With “The Blue Dress,” her first solo album, Heaton has sorted through these various travels to find yet another direction in which to head. For this trek, she has left behind tin whistle, accordion, and voice to focus exclusively on her flute-playing, essaying tunes from the Irish tradition – including some of the most familiar, notably “The Wheels of the World” and even “The Irish Washerwoman” – as well as her own compositions, such as the lush title track, which she wrote to celebrate “the freshness, beauty, and fun in playing Irish music.” If this instrumental-only, flute-centered format seems to be limiting for Heaton, rest assured it’s not. She takes particular care, and pleasure, in drawing out the full capabilities of the flute and the character and depth of the tunes (not to imply she gave any of those things short shrift before).

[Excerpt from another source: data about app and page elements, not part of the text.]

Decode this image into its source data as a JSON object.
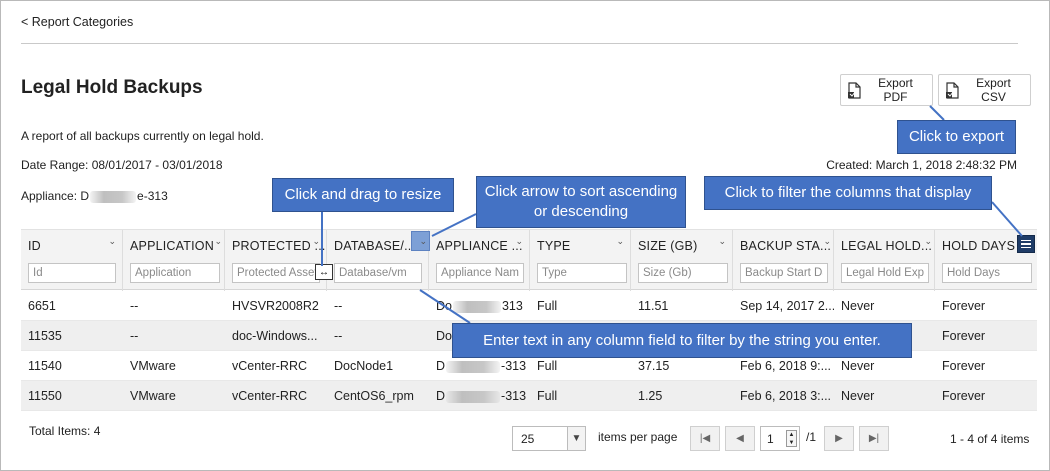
{
  "nav": {
    "back_label": "< Report Categories"
  },
  "report": {
    "title": "Legal Hold Backups",
    "description": "A report of all backups currently on legal hold.",
    "date_range": "Date Range: 08/01/2017 - 03/01/2018",
    "appliance_prefix": "Appliance: D",
    "appliance_suffix": "e-313",
    "created": "Created: March 1, 2018 2:48:32 PM"
  },
  "export": {
    "pdf_label": "Export PDF",
    "csv_label": "Export CSV"
  },
  "callouts": {
    "resize": "Click and drag to resize",
    "sort": "Click arrow to sort ascending or descending",
    "filter_columns": "Click to filter the columns that display",
    "export": "Click to export",
    "filter_text": "Enter text in any column field to filter by the string you enter."
  },
  "columns": [
    {
      "header": "ID",
      "placeholder": "Id"
    },
    {
      "header": "APPLICATION",
      "placeholder": "Application"
    },
    {
      "header": "PROTECTED ...",
      "placeholder": "Protected Asset"
    },
    {
      "header": "DATABASE/...",
      "placeholder": "Database/vm"
    },
    {
      "header": "APPLIANCE ...",
      "placeholder": "Appliance Name"
    },
    {
      "header": "TYPE",
      "placeholder": "Type"
    },
    {
      "header": "SIZE (GB)",
      "placeholder": "Size (Gb)"
    },
    {
      "header": "BACKUP STA...",
      "placeholder": "Backup Start Da"
    },
    {
      "header": "LEGAL HOLD...",
      "placeholder": "Legal Hold Expi"
    },
    {
      "header": "HOLD DAYS",
      "placeholder": "Hold Days"
    }
  ],
  "rows": [
    {
      "id": "6651",
      "application": "--",
      "protected": "HVSVR2008R2",
      "database": "--",
      "appliance_prefix": "Do",
      "appliance_suffix": "313",
      "type": "Full",
      "size": "11.51",
      "backup_start": "Sep 14, 2017 2...",
      "legal_hold": "Never",
      "hold_days": "Forever"
    },
    {
      "id": "11535",
      "application": "--",
      "protected": "doc-Windows...",
      "database": "--",
      "appliance_prefix": "Do",
      "appliance_suffix": "",
      "type": "",
      "size": "",
      "backup_start": "",
      "legal_hold": "",
      "hold_days": "Forever"
    },
    {
      "id": "11540",
      "application": "VMware",
      "protected": "vCenter-RRC",
      "database": "DocNode1",
      "appliance_prefix": "D",
      "appliance_suffix": "-313",
      "type": "Full",
      "size": "37.15",
      "backup_start": "Feb 6, 2018 9:...",
      "legal_hold": "Never",
      "hold_days": "Forever"
    },
    {
      "id": "11550",
      "application": "VMware",
      "protected": "vCenter-RRC",
      "database": "CentOS6_rpm",
      "appliance_prefix": "D",
      "appliance_suffix": "-313",
      "type": "Full",
      "size": "1.25",
      "backup_start": "Feb 6, 2018 3:...",
      "legal_hold": "Never",
      "hold_days": "Forever"
    }
  ],
  "footer": {
    "total_items": "Total Items: 4",
    "page_size": "25",
    "items_per_page": "items per page",
    "current_page": "1",
    "page_of": "/1",
    "count_label": "1 - 4 of 4 items"
  },
  "colors": {
    "callout_bg": "#4472c4",
    "menu_button": "#1f3c67",
    "header_bg": "#f3f3f3"
  }
}
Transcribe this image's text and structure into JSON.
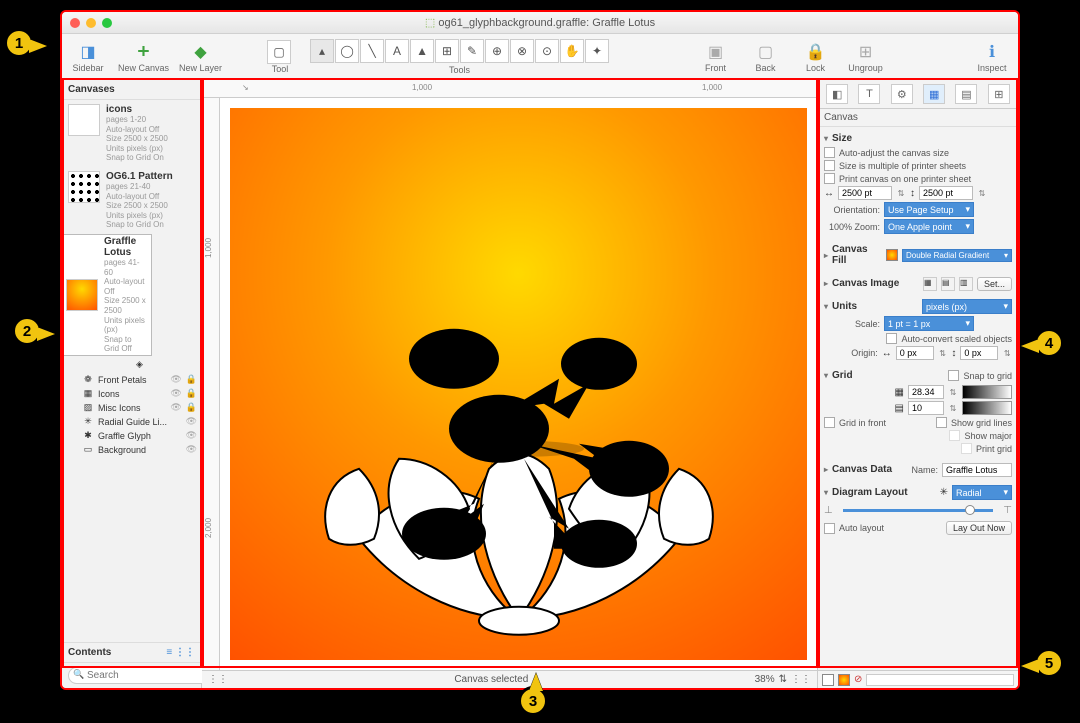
{
  "window": {
    "title_prefix": "og61_glyphbackground.graffle:",
    "title_doc": "Graffle Lotus"
  },
  "toolbar": {
    "sidebar": "Sidebar",
    "new_canvas": "New Canvas",
    "new_layer": "New Layer",
    "tool_label": "Tool",
    "tools_label": "Tools",
    "front": "Front",
    "back": "Back",
    "lock": "Lock",
    "ungroup": "Ungroup",
    "inspect": "Inspect"
  },
  "sidebar": {
    "header": "Canvases",
    "contents": "Contents",
    "search_placeholder": "Search",
    "canvases": [
      {
        "name": "icons",
        "pages": "pages 1-20",
        "meta": [
          "Auto-layout Off",
          "Size 2500 x 2500",
          "Units pixels (px)",
          "Snap to Grid On"
        ]
      },
      {
        "name": "OG6.1 Pattern",
        "pages": "pages 21-40",
        "meta": [
          "Auto-layout Off",
          "Size 2500 x 2500",
          "Units pixels (px)",
          "Snap to Grid On"
        ]
      },
      {
        "name": "Graffle Lotus",
        "pages": "pages 41-60",
        "meta": [
          "Auto-layout Off",
          "Size 2500 x 2500",
          "Units pixels (px)",
          "Snap to Grid Off"
        ]
      }
    ],
    "layers": [
      "Front Petals",
      "Icons",
      "Misc Icons",
      "Radial Guide Li...",
      "Graffle Glyph",
      "Background"
    ]
  },
  "ruler": {
    "h": [
      "1,000",
      "1,000"
    ],
    "v": [
      "1,000",
      "2,000"
    ]
  },
  "status": {
    "center": "Canvas selected",
    "zoom": "38%"
  },
  "inspector": {
    "header": "Canvas",
    "size": {
      "title": "Size",
      "auto_adjust": "Auto-adjust the canvas size",
      "multiple": "Size is multiple of printer sheets",
      "one_sheet": "Print canvas on one printer sheet",
      "w": "2500 pt",
      "h": "2500 pt",
      "orientation_label": "Orientation:",
      "orientation": "Use Page Setup",
      "zoom_label": "100% Zoom:",
      "zoom": "One Apple point"
    },
    "fill": {
      "title": "Canvas Fill",
      "value": "Double Radial Gradient"
    },
    "image": {
      "title": "Canvas Image",
      "set": "Set..."
    },
    "units": {
      "title": "Units",
      "value": "pixels (px)",
      "scale_label": "Scale:",
      "scale": "1 pt = 1 px",
      "auto_convert": "Auto-convert scaled objects",
      "origin_label": "Origin:",
      "ox": "0 px",
      "oy": "0 px"
    },
    "grid": {
      "title": "Grid",
      "snap": "Snap to grid",
      "major": "28.34",
      "minor": "10",
      "front": "Grid in front",
      "show_lines": "Show grid lines",
      "show_major": "Show major",
      "print": "Print grid"
    },
    "data": {
      "title": "Canvas Data",
      "name_label": "Name:",
      "name": "Graffle Lotus"
    },
    "layout": {
      "title": "Diagram Layout",
      "type": "Radial",
      "auto": "Auto layout",
      "now": "Lay Out Now"
    }
  },
  "callouts": {
    "1": "1",
    "2": "2",
    "3": "3",
    "4": "4",
    "5": "5"
  }
}
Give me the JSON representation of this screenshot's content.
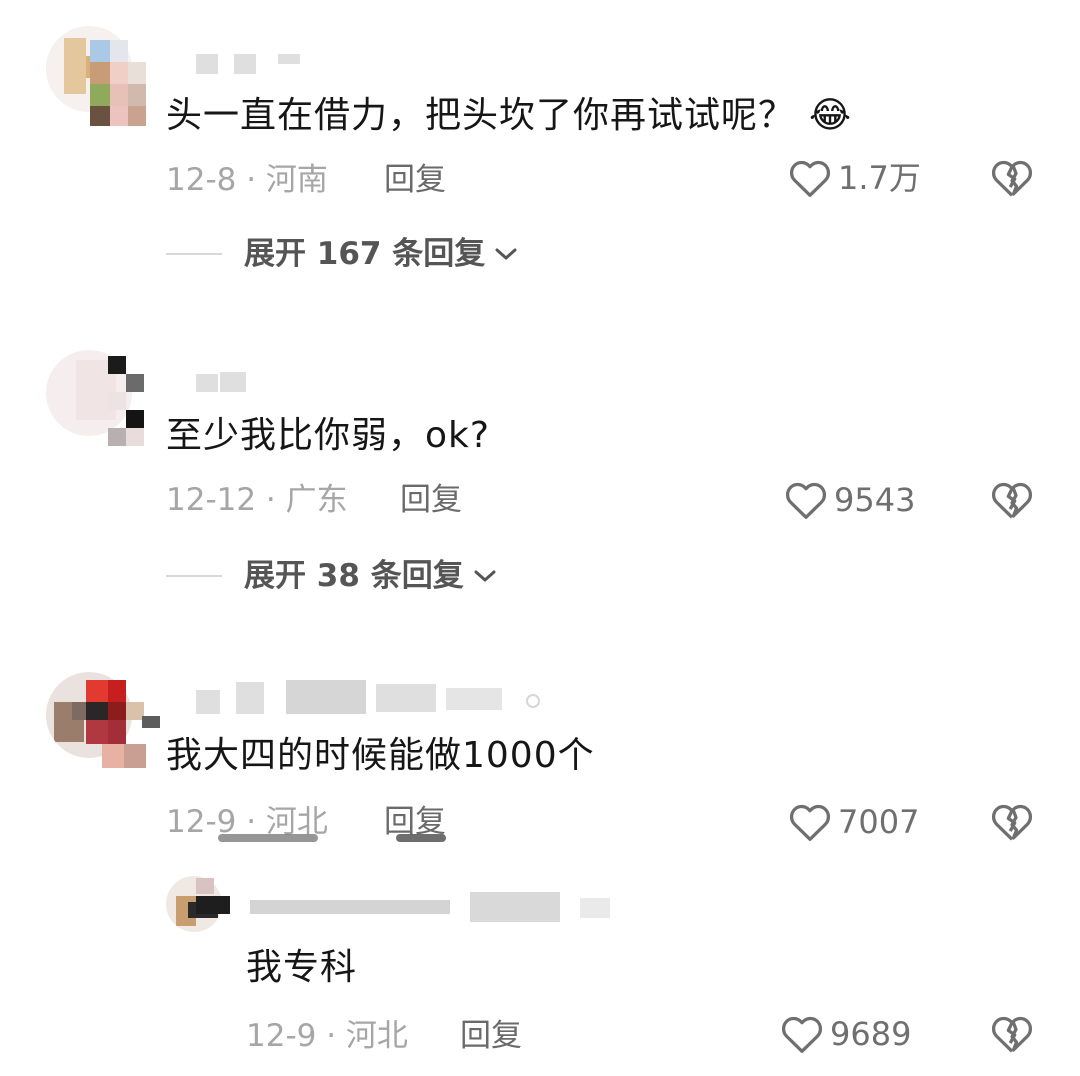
{
  "comments": [
    {
      "text": "头一直在借力，把头坎了你再试试呢？",
      "emoji": "😂",
      "date_loc": "12-8 · 河南",
      "reply_label": "回复",
      "likes": "1.7万",
      "expand_label": "展开 167 条回复"
    },
    {
      "text": "至少我比你弱，ok?",
      "date_loc": "12-12 · 广东",
      "reply_label": "回复",
      "likes": "9543",
      "expand_label": "展开 38 条回复"
    },
    {
      "text": "我大四的时候能做1000个",
      "date_loc": "12-9 · 河北",
      "reply_label": "回复",
      "likes": "7007",
      "sub_reply": {
        "text": "我专科",
        "date_loc": "12-9 · 河北",
        "reply_label": "回复",
        "likes": "9689"
      }
    }
  ],
  "icons": {
    "like": "heart-outline-icon",
    "dislike": "broken-heart-icon",
    "expand": "chevron-down-icon"
  },
  "colors": {
    "text": "#161616",
    "meta": "#a6a6a6",
    "action": "#6f6f6f"
  }
}
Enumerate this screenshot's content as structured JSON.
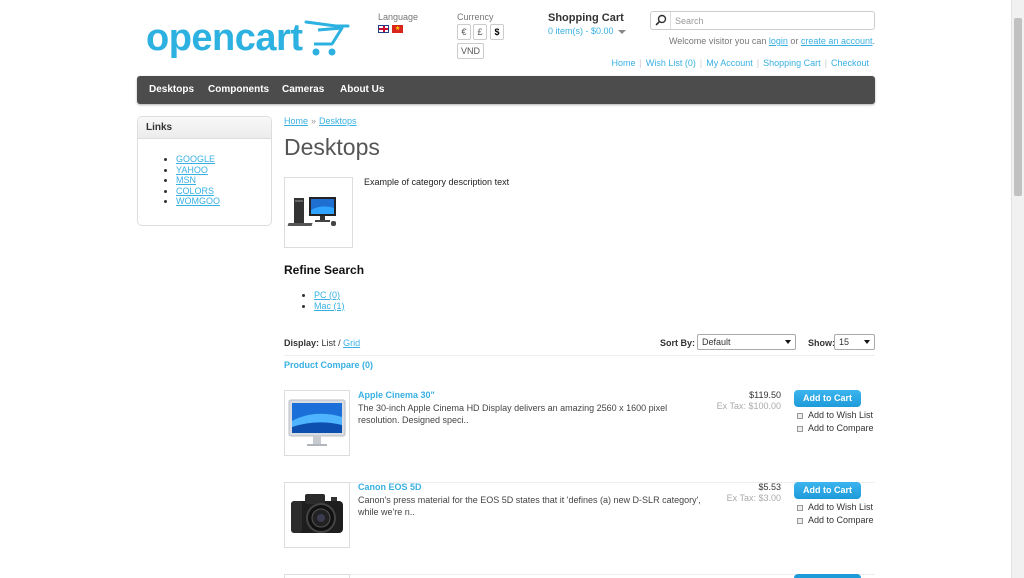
{
  "header": {
    "logo_text": "opencart",
    "language_label": "Language",
    "languages": [
      "English",
      "Vietnamese"
    ],
    "currency_label": "Currency",
    "currencies": [
      "€",
      "£",
      "$",
      "VND"
    ],
    "cart_title": "Shopping Cart",
    "cart_summary": "0 item(s) - $0.00",
    "search_placeholder": "Search",
    "welcome_prefix": "Welcome visitor you can",
    "login_link": "login",
    "welcome_or": "or",
    "create_account_link": "create an account",
    "welcome_suffix": ".",
    "top_links": [
      "Home",
      "Wish List (0)",
      "My Account",
      "Shopping Cart",
      "Checkout"
    ]
  },
  "menu": [
    "Desktops",
    "Components",
    "Cameras",
    "About Us"
  ],
  "sidebar": {
    "title": "Links",
    "links": [
      "GOOGLE",
      "YAHOO",
      "MSN",
      "COLORS",
      "WOMGOO"
    ]
  },
  "content": {
    "breadcrumb": [
      "Home",
      "Desktops"
    ],
    "breadcrumb_sep": "»",
    "heading": "Desktops",
    "category_description": "Example of category description text",
    "refine_title": "Refine Search",
    "refine_links": [
      "PC (0)",
      "Mac (1)"
    ],
    "display_label": "Display:",
    "display_list": "List",
    "display_sep": "/",
    "display_grid": "Grid",
    "sort_label": "Sort By:",
    "sort_value": "Default",
    "show_label": "Show:",
    "show_value": "15",
    "compare_link": "Product Compare (0)"
  },
  "products": [
    {
      "name": "Apple Cinema 30\"",
      "description": "The 30-inch Apple Cinema HD Display delivers an amazing 2560 x 1600 pixel resolution. Designed speci..",
      "price": "$119.50",
      "ex_tax": "Ex Tax: $100.00",
      "add_to_cart": "Add to Cart",
      "wish_list": "Add to Wish List",
      "compare": "Add to Compare"
    },
    {
      "name": "Canon EOS 5D",
      "description": "Canon's press material for the EOS 5D states that it 'defines (a) new D-SLR category', while we're n..",
      "price": "$5.53",
      "ex_tax": "Ex Tax: $3.00",
      "add_to_cart": "Add to Cart",
      "wish_list": "Add to Wish List",
      "compare": "Add to Compare"
    }
  ],
  "colors": {
    "accent": "#38b0e3",
    "menu_bg": "#4c4c4c",
    "button": "#1d9bd9"
  }
}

Heaton also is aided mightily by her guest musicians: Matt is there on guitar and bouzouki for many of the tracks, and Shannon’s fellow Long Time Courting member, Liz Simmons, adds guitar on one track, but it’s Scottish harpist Maeve Gilchrist and percussionist/bouzouki and bodhran player Paddy League whose presence are felt the most. The harp’s resonance, its versatility as a melody and rhythm instrument, complements the flute’s gracefulness, and Gilchrist’s leanings toward jazz and world music make her playing all the more distinct. League has this world music business down pretty well, too – hey, he sings in Greek and Gaelic, and plays instruments from seemingly every corner of the globe – but most of all he provides a dead-on, yet subtle heartbeat to the rhythm.
These qualities, along with Heaton’s penchant for fanciful experimentation, are at the forefront in “99 High,” a medley of polkas made exotic by the funkiness of Gilchrist’s “prepared” harp and League’s drumming, which might not be regulation ceili band but is mesmerizingly brilliant. League switches to bouzouki for the “Red Molly” slip jig set, dexterously enhancing Gilchrist’s accompaniment. The “Dennis Watson’s” reel set, meanwhile, is a flute-bouzouki-bodhran barnburner, the three instruments gliding ceaselessly around each other like a flock of birds in perfect formation. In contrast, Heaton and Gilchrist bring an energetic, yet relaxed feel to the hornpipes in “Grandfather’s Thoughts.”
When it comes to feeling, Heaton’s compositions, like “Aunt Jane’s Trip to Norway” (Gilchrist all but conjures up visions of fjords at the outset) have a special character, bearing as they do a stamp of reminiscence and appreciation for loving family members and friends. “Against the Grain,” for instance, honors local artist Vincent Crotty, while “King Nalay” is an evocation of her bond with Thailand; and “Frost Place” was written for the aforementioned Lissa Schneckenburger and Corey DiMario, a slow reel that is tender and bucolic in the manner of their Vermont homestead.
Heaton notes that the album’s namesake, which she’s wearing in the cover photo, is “a vintage composition of lace and satin” – a perfectly appropriate description for this deeply felt, engaging work.